Don’t react in kind and don’t be afraid to use silence. Sometimes you have to let a judge rant themselves out. I was recently on the wrong end of some unreasonable behaviour and after a period when I said nothing and waited for the storm to settle the judge commented he was going to take a 10 minute break and come back when he was no longer so frustrated with the technology and had calmed down. It was not an apology but as close as I was going to get to an acknowledgment that I was not the main source of his ire.
Do make the points you need to calmly and clearly, even if you are being interrupted. If your point is good even an unreasonable judge will sometimes hear it and begrudgingly change their stance.
If appropriate quote the above Supreme Court case – no judge likes being appealed on this ground.
Make notes, you may need evidence of the behaviour later.
If it is simply an inexplicable judicial meltdown from a judge under pressure, ask for a break or for the matter to be put back in the list. Judges are human, so are ushers and court clerks some of whom have been known to have a quiet and polite word with a judge who has inexplicably lost their temper on a bad day.
If a judge says something really bad, pause and perhaps ask them to repeat it saying you didn’t quite catch it and visibly make a note, including of the time on DARTS (if in the Crown Court). If they do repeat it and dig down at least you know for sure you need to report them.
If you are the opponent of someone being bullied by a judge don’t be complicit. If you are a prosecutor remember your duty of fairness, this sometimes involves advocating for a defendant and making it clear that you disagree with the judge even when they are acting in a way that is favourable to the prosecution.
Express solidarity with your opponent, a little email or note to your opponent saying they are doing well and to hold their ground, can help more than you imagine. Offer to be a witness if they choose to report it.
The fact of the matter is that sometimes you have to simply get through the hearing and then take the decision to make a report/appeal the matter. Indeed, often it is your professional duty to do so. This can be by way of a complaint to the Judicial Conduct Authority. The Bar Council however has recognised that this can be difficult, and that many people are reluctant to do this. They have therefore brought in the SPOT reporting system.

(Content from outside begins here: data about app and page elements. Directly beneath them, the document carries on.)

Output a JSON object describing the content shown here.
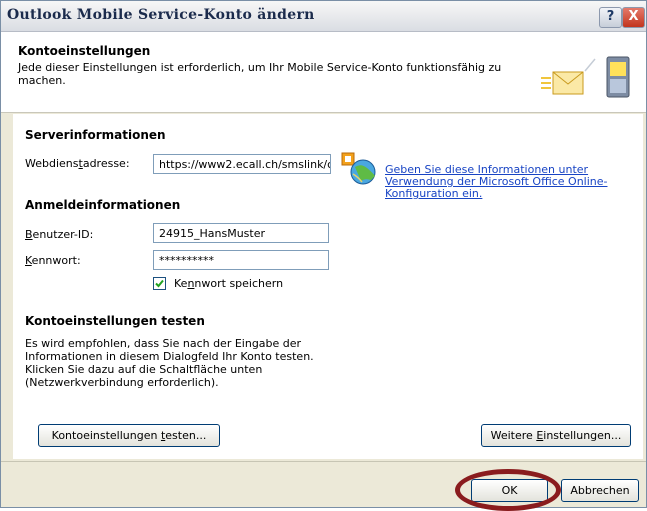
{
  "window": {
    "title": "Outlook Mobile Service-Konto ändern",
    "help": "?",
    "close": "X"
  },
  "header": {
    "title": "Kontoeinstellungen",
    "description": "Jede dieser Einstellungen ist erforderlich, um Ihr Mobile Service-Konto funktionsfähig zu machen."
  },
  "server": {
    "section": "Serverinformationen",
    "web_label": {
      "pre": "Webdiens",
      "acc": "t",
      "post": "adresse:"
    },
    "web_value": "https://www2.ecall.ch/smslink/c",
    "link": "Geben Sie diese Informationen unter Verwendung der Microsoft Office Online-Konfiguration ein."
  },
  "login": {
    "section": "Anmeldeinformationen",
    "user_label": {
      "acc": "B",
      "post": "enutzer-ID:"
    },
    "user_value": "24915_HansMuster",
    "pass_label": {
      "acc": "K",
      "post": "ennwort:"
    },
    "pass_value": "**********",
    "save_label": {
      "pre": "Ke",
      "acc": "n",
      "post": "nwort speichern"
    },
    "save_checked": true
  },
  "test": {
    "section": "Kontoeinstellungen testen",
    "description": "Es wird empfohlen, dass Sie nach der Eingabe der Informationen in diesem Dialogfeld Ihr Konto testen. Klicken Sie dazu auf die Schaltfläche unten (Netzwerkverbindung erforderlich).",
    "test_button": {
      "pre": "Kontoeinstellungen ",
      "acc": "t",
      "post": "esten..."
    },
    "more_button": {
      "pre": "Weitere ",
      "acc": "E",
      "post": "instellungen..."
    }
  },
  "footer": {
    "ok": "OK",
    "cancel": "Abbrechen"
  },
  "icons": {
    "header": "envelope-phone-icon",
    "globe": "globe-office-icon",
    "check": "checkmark-icon"
  }
}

It is a system the Bar Council has brought in to enable people to report anonymously incidents of bullying, harassment or discrimination. It is there to let you make a record when it happens, and receive a date and time stamped record, and if you agree for the record to go anonymously to the Bar Council Equality and Diversity team it enables the Bar Council to build up a picture of what is happening.
WICL encourage all to speak up about the disproportionate impact of judicial bullying and the more subtle and insidious side to this. Not everyone sees that women, BAME advocates and other underrepresented groups face additional difficulties, but by talking about it we raise awareness. Some of your colleagues will deny there is a problem, don’t let that put you off. Know that there are many, including WICL mentors https://www.womenincriminallaw.com/mentoring who are more than willing to listen and support. Be part of the solution and not the problem and together we will make sure that the judiciary is a profession that does not tolerate ‘bad apples’.
With thanks to Diana Wilson of 9 Bedford Row.